US researchers have identified a peculiar behaviour of singing duet in Red-backed Fairywrens, a promiscuous bird species found in Australia, to keep up with a mate.
The scientists discovered a queer habit of crooning duets in the fairy wrens when they notice an intruder. The male and female will immediately fly together and perch on a branch right next to each other and start belting out duets.
Those who reacted quickly and sang duets more are said to have a “strong” duet-singing response. Others were slower on the uptake.
“We found that pairs with a strong duet response had lower rates of cuckoldry,” said study author Emma Greig, scientist at Cornell Lab of Ornithology in US.
The pair with a strong duet response were also found less likely to mate outside of their pair bond when they sang together more, the researchers explained.
“If the males are particularly riled up, they will do this ‘puff-back’ display, raising the orange or red feathers on their back to the intruder. While singing duets, their heads are thrown back to the sky with their beaks wide open,” pointed out one of the researchers, Daniel Baldassarre.
Even when pairs have a strong duet response, sometimes the mates still stray, but it does increase the likelihood that they’re raising mostly their own genetic offspring.
The results of the study published in the journal Biology Letters suggested that the females decide what males to cuckold. Male Fairywrens, whether aggressive or not, are often cuckolded by the females.
“Our results suggest the females are deciding what males to cuckold. Females are either being influenced by their mate’s songs, or females are indicating their own choice by singing with their mates more. We need more detailed work to distinguish these alternatives,” Greig added.

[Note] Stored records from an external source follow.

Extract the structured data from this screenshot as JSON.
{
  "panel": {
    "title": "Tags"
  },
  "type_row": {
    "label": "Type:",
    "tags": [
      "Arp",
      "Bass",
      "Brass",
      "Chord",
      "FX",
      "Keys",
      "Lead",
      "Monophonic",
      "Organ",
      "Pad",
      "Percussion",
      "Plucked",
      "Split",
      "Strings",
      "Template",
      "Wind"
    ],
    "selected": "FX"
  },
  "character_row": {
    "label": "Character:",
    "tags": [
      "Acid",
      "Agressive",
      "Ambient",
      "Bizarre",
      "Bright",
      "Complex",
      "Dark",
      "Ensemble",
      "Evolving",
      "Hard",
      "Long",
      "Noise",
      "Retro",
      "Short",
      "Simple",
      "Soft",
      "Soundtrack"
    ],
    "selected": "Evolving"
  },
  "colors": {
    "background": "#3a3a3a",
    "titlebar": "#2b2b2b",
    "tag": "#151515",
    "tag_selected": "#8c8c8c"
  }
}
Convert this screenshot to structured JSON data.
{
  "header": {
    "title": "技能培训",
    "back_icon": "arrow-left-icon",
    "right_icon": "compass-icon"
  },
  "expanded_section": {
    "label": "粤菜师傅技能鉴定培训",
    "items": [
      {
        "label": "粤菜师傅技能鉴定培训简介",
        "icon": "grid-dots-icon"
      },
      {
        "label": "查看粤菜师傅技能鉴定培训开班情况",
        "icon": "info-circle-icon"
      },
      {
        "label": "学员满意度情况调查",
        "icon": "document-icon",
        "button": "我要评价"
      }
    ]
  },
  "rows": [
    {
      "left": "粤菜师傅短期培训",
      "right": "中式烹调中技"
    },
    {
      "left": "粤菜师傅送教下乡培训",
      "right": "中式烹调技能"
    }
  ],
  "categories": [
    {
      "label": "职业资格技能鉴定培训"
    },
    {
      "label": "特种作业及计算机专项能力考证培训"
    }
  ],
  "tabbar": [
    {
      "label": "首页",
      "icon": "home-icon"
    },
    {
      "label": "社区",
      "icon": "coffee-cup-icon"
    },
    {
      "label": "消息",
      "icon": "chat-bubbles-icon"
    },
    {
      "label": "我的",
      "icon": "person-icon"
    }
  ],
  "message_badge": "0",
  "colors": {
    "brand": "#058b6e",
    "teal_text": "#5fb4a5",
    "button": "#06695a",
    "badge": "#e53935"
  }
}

Famous for their legendary courtship and mating behaviours, the Fairywrens are known to be among the least faithful birds in the world, with an extra-pair mating commonplace, resulting in eggs often fathered by various different birds.